* **EXERCISE INPUT**
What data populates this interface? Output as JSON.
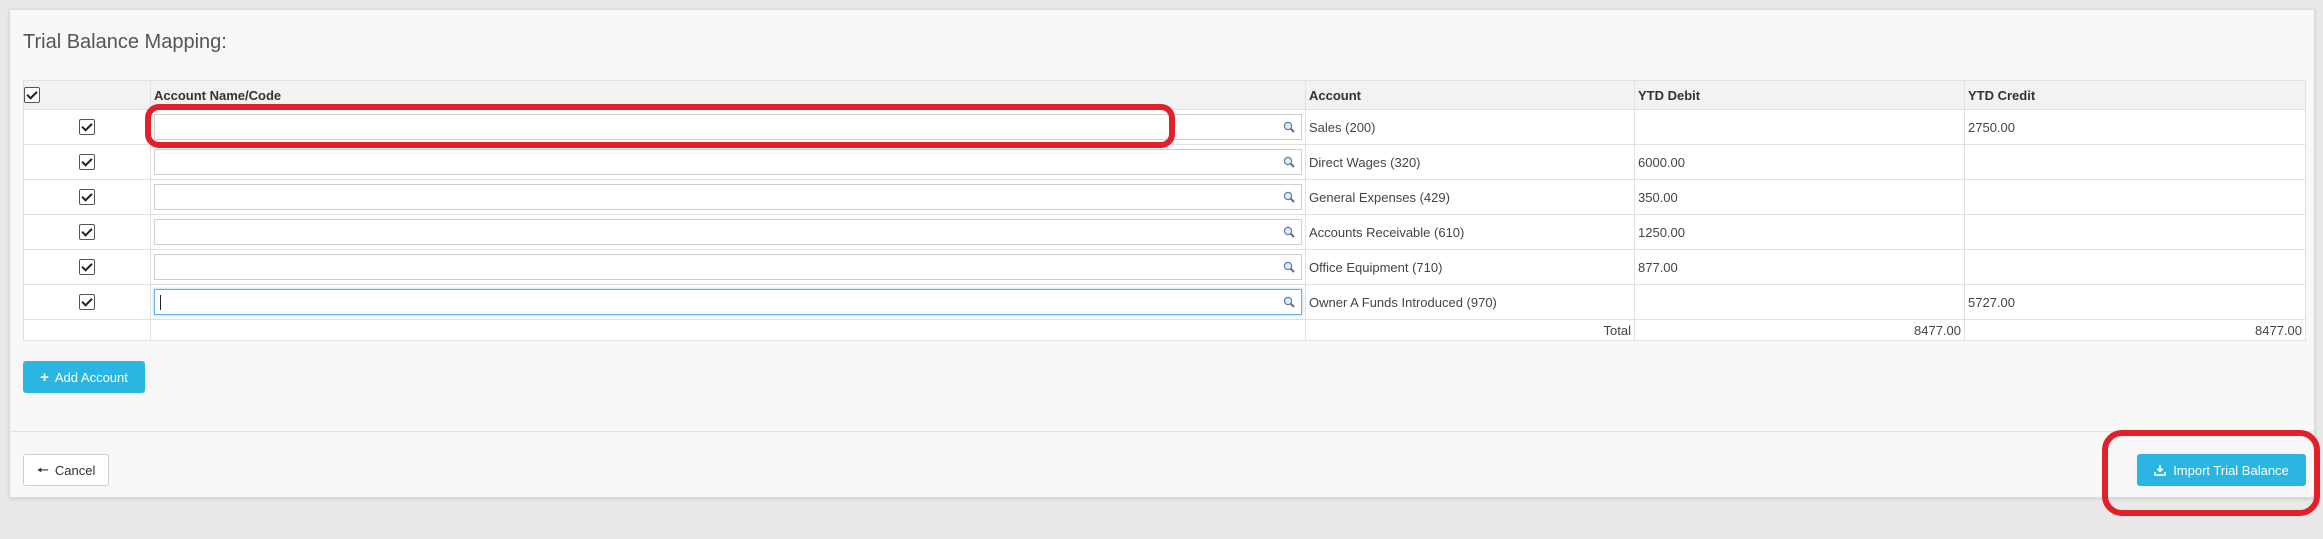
{
  "page": {
    "title": "Trial Balance Mapping:"
  },
  "table": {
    "headers": {
      "account_name_code": "Account Name/Code",
      "account": "Account",
      "ytd_debit": "YTD Debit",
      "ytd_credit": "YTD Credit"
    },
    "rows": [
      {
        "checked": true,
        "name_code": "",
        "account": "Sales (200)",
        "ytd_debit": "",
        "ytd_credit": "2750.00"
      },
      {
        "checked": true,
        "name_code": "",
        "account": "Direct Wages (320)",
        "ytd_debit": "6000.00",
        "ytd_credit": ""
      },
      {
        "checked": true,
        "name_code": "",
        "account": "General Expenses (429)",
        "ytd_debit": "350.00",
        "ytd_credit": ""
      },
      {
        "checked": true,
        "name_code": "",
        "account": "Accounts Receivable (610)",
        "ytd_debit": "1250.00",
        "ytd_credit": ""
      },
      {
        "checked": true,
        "name_code": "",
        "account": "Office Equipment (710)",
        "ytd_debit": "877.00",
        "ytd_credit": ""
      },
      {
        "checked": true,
        "name_code": "",
        "account": "Owner A Funds Introduced (970)",
        "ytd_debit": "",
        "ytd_credit": "5727.00"
      }
    ],
    "total": {
      "label": "Total",
      "ytd_debit": "8477.00",
      "ytd_credit": "8477.00"
    }
  },
  "buttons": {
    "add_account": "Add Account",
    "cancel": "Cancel",
    "import_trial_balance": "Import Trial Balance"
  },
  "colors": {
    "accent": "#2bb5e1",
    "highlight": "#e2202b"
  },
  "icons": {
    "search": "search-icon",
    "plus": "plus-icon",
    "back": "arrow-left-icon",
    "download": "download-icon"
  }
}
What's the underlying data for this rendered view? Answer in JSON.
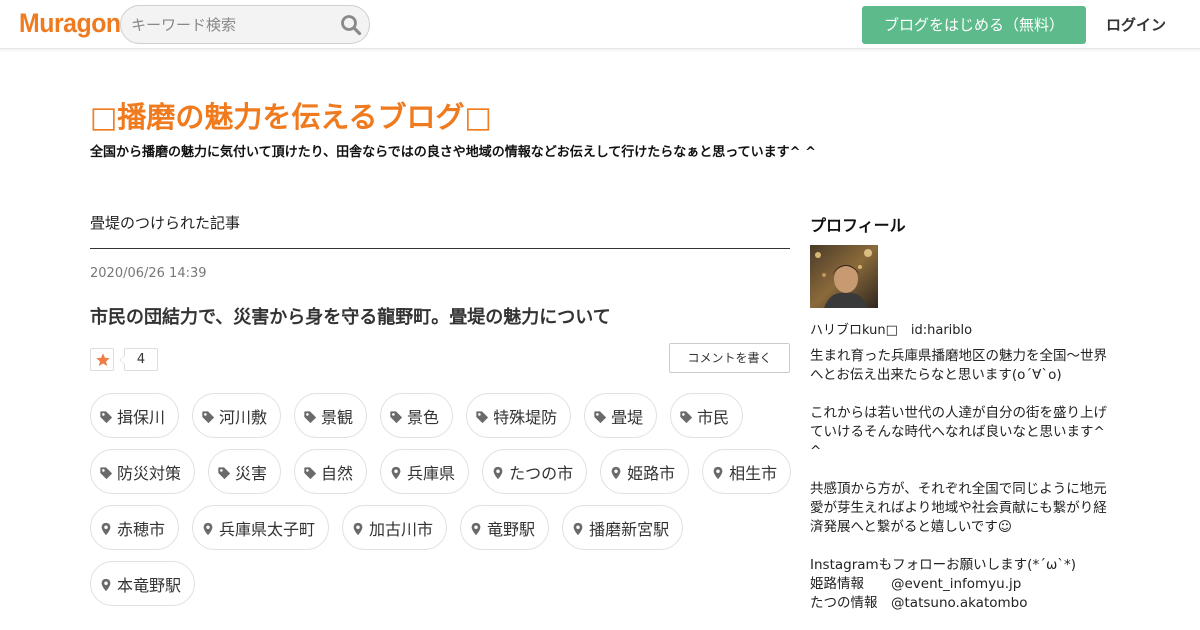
{
  "header": {
    "logo": "Muragon",
    "search_placeholder": "キーワード検索",
    "signup_label": "ブログをはじめる（無料）",
    "login_label": "ログイン"
  },
  "blog": {
    "title": "□播磨の魅力を伝えるブログ□",
    "description": "全国から播磨の魅力に気付いて頂けたり、田舎ならではの良さや地域の情報などお伝えして行けたらなぁと思っています^ ^"
  },
  "main": {
    "section_heading": "畳堤のつけられた記事",
    "post": {
      "date": "2020/06/26 14:39",
      "title": "市民の団結力で、災害から身を守る龍野町。畳堤の魅力について",
      "like_count": "4",
      "comment_button": "コメントを書く",
      "tags": [
        {
          "icon": "tag-icon",
          "label": "揖保川"
        },
        {
          "icon": "tag-icon",
          "label": "河川敷"
        },
        {
          "icon": "tag-icon",
          "label": "景観"
        },
        {
          "icon": "tag-icon",
          "label": "景色"
        },
        {
          "icon": "tag-icon",
          "label": "特殊堤防"
        },
        {
          "icon": "tag-icon",
          "label": "畳堤"
        },
        {
          "icon": "tag-icon",
          "label": "市民"
        },
        {
          "icon": "tag-icon",
          "label": "防災対策"
        },
        {
          "icon": "tag-icon",
          "label": "災害"
        },
        {
          "icon": "tag-icon",
          "label": "自然"
        },
        {
          "icon": "pin-icon",
          "label": "兵庫県"
        },
        {
          "icon": "pin-icon",
          "label": "たつの市"
        },
        {
          "icon": "pin-icon",
          "label": "姫路市"
        },
        {
          "icon": "pin-icon",
          "label": "相生市"
        },
        {
          "icon": "pin-icon",
          "label": "赤穂市"
        },
        {
          "icon": "pin-icon",
          "label": "兵庫県太子町"
        },
        {
          "icon": "pin-icon",
          "label": "加古川市"
        },
        {
          "icon": "pin-icon",
          "label": "竜野駅"
        },
        {
          "icon": "pin-icon",
          "label": "播磨新宮駅"
        },
        {
          "icon": "pin-icon",
          "label": "本竜野駅"
        }
      ]
    }
  },
  "sidebar": {
    "heading": "プロフィール",
    "name": "ハリブロkun□　id:hariblo",
    "bio": {
      "p1": "生まれ育った兵庫県播磨地区の魅力を全国〜世界へとお伝え出来たらなと思います(o´∀`o)",
      "p2": "これからは若い世代の人達が自分の街を盛り上げていけるそんな時代へなれば良いなと思います^ ^",
      "p3": "共感頂から方が、それぞれ全国で同じように地元愛が芽生えればより地域や社会貢献にも繋がり経済発展へと繋がると嬉しいです☺",
      "p4_line1": "Instagramもフォローお願いします(*´ω`*)",
      "p4_line2": "姫路情報　　@event_infomyu.jp",
      "p4_line3": "たつの情報　@tatsuno.akatombo"
    }
  },
  "colors": {
    "brand_orange": "#f07a1e",
    "signup_green": "#5dbb8b",
    "star_orange": "#ef7d45"
  }
}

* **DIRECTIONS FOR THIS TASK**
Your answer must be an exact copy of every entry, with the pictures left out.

* **EXPECTED ANSWER**
What data populates this interface? Output as JSON.
{
  "page": {
    "title": "Trial Balance Mapping:"
  },
  "table": {
    "headers": {
      "account_name_code": "Account Name/Code",
      "account": "Account",
      "ytd_debit": "YTD Debit",
      "ytd_credit": "YTD Credit"
    },
    "rows": [
      {
        "checked": true,
        "name_code": "",
        "account": "Sales (200)",
        "ytd_debit": "",
        "ytd_credit": "2750.00"
      },
      {
        "checked": true,
        "name_code": "",
        "account": "Direct Wages (320)",
        "ytd_debit": "6000.00",
        "ytd_credit": ""
      },
      {
        "checked": true,
        "name_code": "",
        "account": "General Expenses (429)",
        "ytd_debit": "350.00",
        "ytd_credit": ""
      },
      {
        "checked": true,
        "name_code": "",
        "account": "Accounts Receivable (610)",
        "ytd_debit": "1250.00",
        "ytd_credit": ""
      },
      {
        "checked": true,
        "name_code": "",
        "account": "Office Equipment (710)",
        "ytd_debit": "877.00",
        "ytd_credit": ""
      },
      {
        "checked": true,
        "name_code": "",
        "account": "Owner A Funds Introduced (970)",
        "ytd_debit": "",
        "ytd_credit": "5727.00"
      }
    ],
    "total": {
      "label": "Total",
      "ytd_debit": "8477.00",
      "ytd_credit": "8477.00"
    }
  },
  "buttons": {
    "add_account": "Add Account",
    "cancel": "Cancel",
    "import_trial_balance": "Import Trial Balance"
  },
  "colors": {
    "accent": "#2bb5e1",
    "highlight": "#e2202b"
  },
  "icons": {
    "search": "search-icon",
    "plus": "plus-icon",
    "back": "arrow-left-icon",
    "download": "download-icon"
  }
}
What's the underlying data for this rendered view? Answer in JSON.
{
  "header": {
    "logo": "Muragon",
    "search_placeholder": "キーワード検索",
    "signup_label": "ブログをはじめる（無料）",
    "login_label": "ログイン"
  },
  "blog": {
    "title": "□播磨の魅力を伝えるブログ□",
    "description": "全国から播磨の魅力に気付いて頂けたり、田舎ならではの良さや地域の情報などお伝えして行けたらなぁと思っています^ ^"
  },
  "main": {
    "section_heading": "畳堤のつけられた記事",
    "post": {
      "date": "2020/06/26 14:39",
      "title": "市民の団結力で、災害から身を守る龍野町。畳堤の魅力について",
      "like_count": "4",
      "comment_button": "コメントを書く",
      "tags": [
        {
          "icon": "tag-icon",
          "label": "揖保川"
        },
        {
          "icon": "tag-icon",
          "label": "河川敷"
        },
        {
          "icon": "tag-icon",
          "label": "景観"
        },
        {
          "icon": "tag-icon",
          "label": "景色"
        },
        {
          "icon": "tag-icon",
          "label": "特殊堤防"
        },
        {
          "icon": "tag-icon",
          "label": "畳堤"
        },
        {
          "icon": "tag-icon",
          "label": "市民"
        },
        {
          "icon": "tag-icon",
          "label": "防災対策"
        },
        {
          "icon": "tag-icon",
          "label": "災害"
        },
        {
          "icon": "tag-icon",
          "label": "自然"
        },
        {
          "icon": "pin-icon",
          "label": "兵庫県"
        },
        {
          "icon": "pin-icon",
          "label": "たつの市"
        },
        {
          "icon": "pin-icon",
          "label": "姫路市"
        },
        {
          "icon": "pin-icon",
          "label": "相生市"
        },
        {
          "icon": "pin-icon",
          "label": "赤穂市"
        },
        {
          "icon": "pin-icon",
          "label": "兵庫県太子町"
        },
        {
          "icon": "pin-icon",
          "label": "加古川市"
        },
        {
          "icon": "pin-icon",
          "label": "竜野駅"
        },
        {
          "icon": "pin-icon",
          "label": "播磨新宮駅"
        },
        {
          "icon": "pin-icon",
          "label": "本竜野駅"
        }
      ]
    }
  },
  "sidebar": {
    "heading": "プロフィール",
    "name": "ハリブロkun□　id:hariblo",
    "bio": {
      "p1": "生まれ育った兵庫県播磨地区の魅力を全国〜世界へとお伝え出来たらなと思います(o´∀`o)",
      "p2": "これからは若い世代の人達が自分の街を盛り上げていけるそんな時代へなれば良いなと思います^ ^",
      "p3": "共感頂から方が、それぞれ全国で同じように地元愛が芽生えればより地域や社会貢献にも繋がり経済発展へと繋がると嬉しいです☺",
      "p4_line1": "Instagramもフォローお願いします(*´ω`*)",
      "p4_line2": "姫路情報　　@event_infomyu.jp",
      "p4_line3": "たつの情報　@tatsuno.akatombo"
    }
  },
  "colors": {
    "brand_orange": "#f07a1e",
    "signup_green": "#5dbb8b",
    "star_orange": "#ef7d45"
  }
}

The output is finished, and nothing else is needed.